iGEM is the International Genetically Engineered Machine competition— a global synthetic biology program that challenges students to create biological tools that work within living cells to produce a desired product or process. On this year’s WPI team are biology & biotechnology majors Allison Van Fechtmann ’17, Frederick Gergits ’17, Sarah Martin ’18, Jingyi Wu,’18 and two students double-majoring in biology & biotechnology and chemistry & biochemistry, Matthew Googins ’17 and Virginia Massa ’18.
iGEM projects cover a wide range of applications in food, nutrition, health, and medicine to environmental, energy, manufacturing, and information processing technologies. Each team starts with a standard tool kit of more than 1,000 biological parts that iGEM calls BioBricks; these are mostly sequences of DNA known to do specific things in cells. Teams begin with the same kit, but are encouraged to innovate and design new biological parts as their projects progress.

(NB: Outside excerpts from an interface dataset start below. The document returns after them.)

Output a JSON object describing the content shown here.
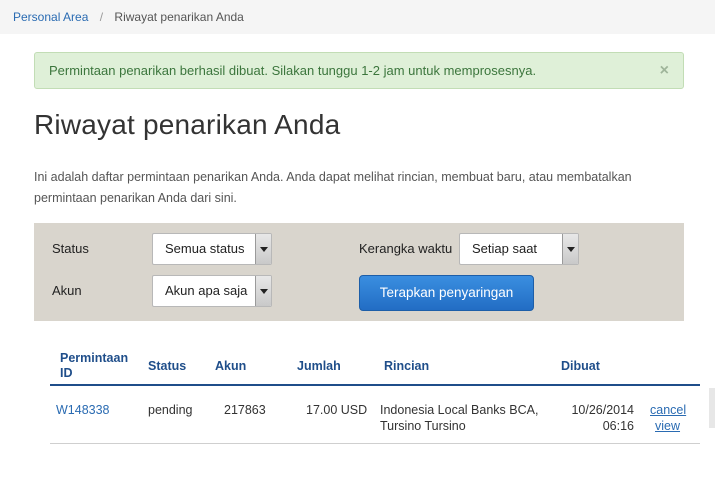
{
  "breadcrumb": {
    "home": "Personal Area",
    "separator": "/",
    "current": "Riwayat penarikan Anda"
  },
  "alert": {
    "message": "Permintaan penarikan berhasil dibuat. Silakan tunggu 1-2 jam untuk memprosesnya.",
    "close_label": "×"
  },
  "page": {
    "title": "Riwayat penarikan Anda",
    "intro": "Ini adalah daftar permintaan penarikan Anda. Anda dapat melihat rincian, membuat baru, atau membatalkan permintaan penarikan Anda dari sini."
  },
  "filters": {
    "status_label": "Status",
    "status_value": "Semua status",
    "account_label": "Akun",
    "account_value": "Akun apa saja",
    "timeframe_label": "Kerangka waktu",
    "timeframe_value": "Setiap saat",
    "apply_label": "Terapkan penyaringan"
  },
  "table": {
    "headers": {
      "request_id": "Permintaan ID",
      "status": "Status",
      "account": "Akun",
      "amount": "Jumlah",
      "details": "Rincian",
      "created": "Dibuat"
    },
    "rows": [
      {
        "request_id": "W148338",
        "status": "pending",
        "account": "217863",
        "amount": "17.00 USD",
        "details": "Indonesia Local Banks BCA, Tursino Tursino",
        "created_date": "10/26/2014",
        "created_time": "06:16",
        "cancel_label": "cancel",
        "view_label": "view"
      }
    ]
  },
  "colors": {
    "link": "#2a6bb2",
    "header_text": "#1f4e8a",
    "alert_bg": "#dff0d8",
    "alert_text": "#3c763d",
    "filter_bg": "#d9d5cd",
    "button_bg": "#2a7bd2"
  }
}
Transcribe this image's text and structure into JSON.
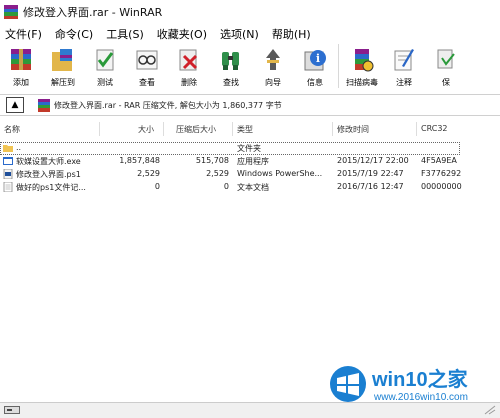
{
  "window": {
    "title": "修改登入界面.rar - WinRAR"
  },
  "menu": [
    {
      "label": "文件(F)"
    },
    {
      "label": "命令(C)"
    },
    {
      "label": "工具(S)"
    },
    {
      "label": "收藏夹(O)"
    },
    {
      "label": "选项(N)"
    },
    {
      "label": "帮助(H)"
    }
  ],
  "toolbar": [
    {
      "label": "添加",
      "icon": "add-icon"
    },
    {
      "label": "解压到",
      "icon": "extract-icon"
    },
    {
      "label": "测试",
      "icon": "test-icon"
    },
    {
      "label": "查看",
      "icon": "view-icon"
    },
    {
      "label": "删除",
      "icon": "delete-icon"
    },
    {
      "label": "查找",
      "icon": "find-icon"
    },
    {
      "label": "向导",
      "icon": "wizard-icon"
    },
    {
      "label": "信息",
      "icon": "info-icon"
    },
    {
      "label": "扫描病毒",
      "icon": "virus-scan-icon"
    },
    {
      "label": "注释",
      "icon": "comment-icon"
    },
    {
      "label": "保",
      "icon": "protect-icon"
    }
  ],
  "path": {
    "text": "修改登入界面.rar - RAR 压缩文件, 解包大小为 1,860,377 字节"
  },
  "columns": [
    "名称",
    "大小",
    "压缩后大小",
    "类型",
    "修改时间",
    "CRC32"
  ],
  "files": [
    {
      "name": "..",
      "size": "",
      "packed": "",
      "type": "文件夹",
      "modified": "",
      "crc": ""
    },
    {
      "name": "软媒设置大师.exe",
      "size": "1,857,848",
      "packed": "515,708",
      "type": "应用程序",
      "modified": "2015/12/17 22:00",
      "crc": "4F5A9EA"
    },
    {
      "name": "修改登入界面.ps1",
      "size": "2,529",
      "packed": "2,529",
      "type": "Windows PowerShe...",
      "modified": "2015/7/19 22:47",
      "crc": "F3776292"
    },
    {
      "name": "做好的ps1文件记...",
      "size": "0",
      "packed": "0",
      "type": "文本文档",
      "modified": "2016/7/16 12:47",
      "crc": "00000000"
    }
  ],
  "watermark": {
    "brand": "win10之家",
    "url": "www.2016win10.com"
  },
  "colors": {
    "selection_outline": "#666666",
    "watermark_blue": "#1a7fd1"
  }
}
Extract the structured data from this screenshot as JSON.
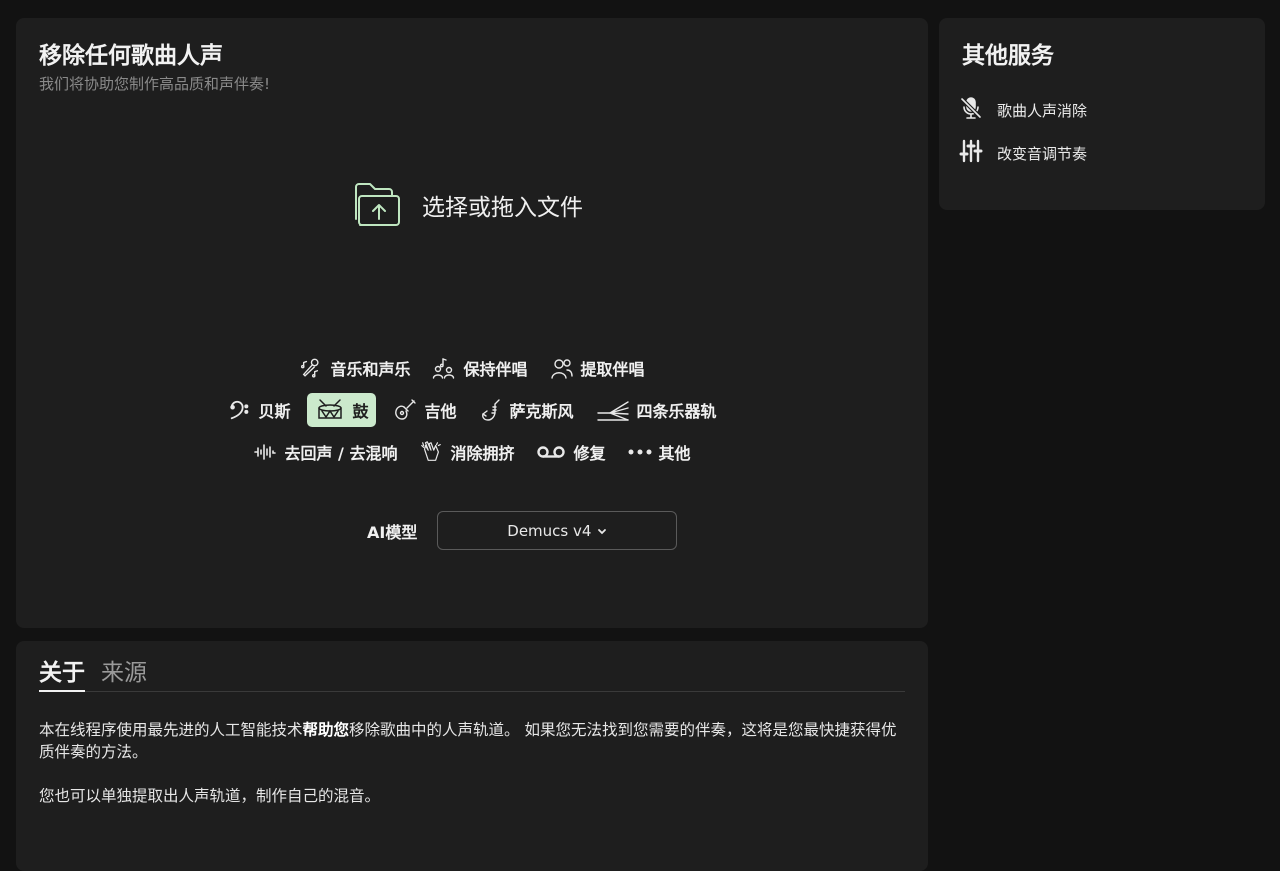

The WPI iGEM team organized in D term last spring, worked all through the summer and into A term this fall. Their goal is to use CRISPR technologies to build a molecular system for changing the function of specific genes by editing the messages they send to produce proteins. By targeting the messages instead of the genes themselves, the team hopes to build a reversible system, almost like a dimmer switch, that could be used to modulate gene activity without disrupting DNA. At the end of October they will join thousands of students from around the world to participate in the iGEM Giant Jamboree in Boston.
“We hope to get more students exposed to this synthetic biology program, and the really amazing research that can be done at the undergraduate level through iGEM and across our department,” says Joseph “Duff” Duffy, associate professor and department head of biology and biotechnology, principal sponsor, and co-advisor of the team.
- By Michael Cohen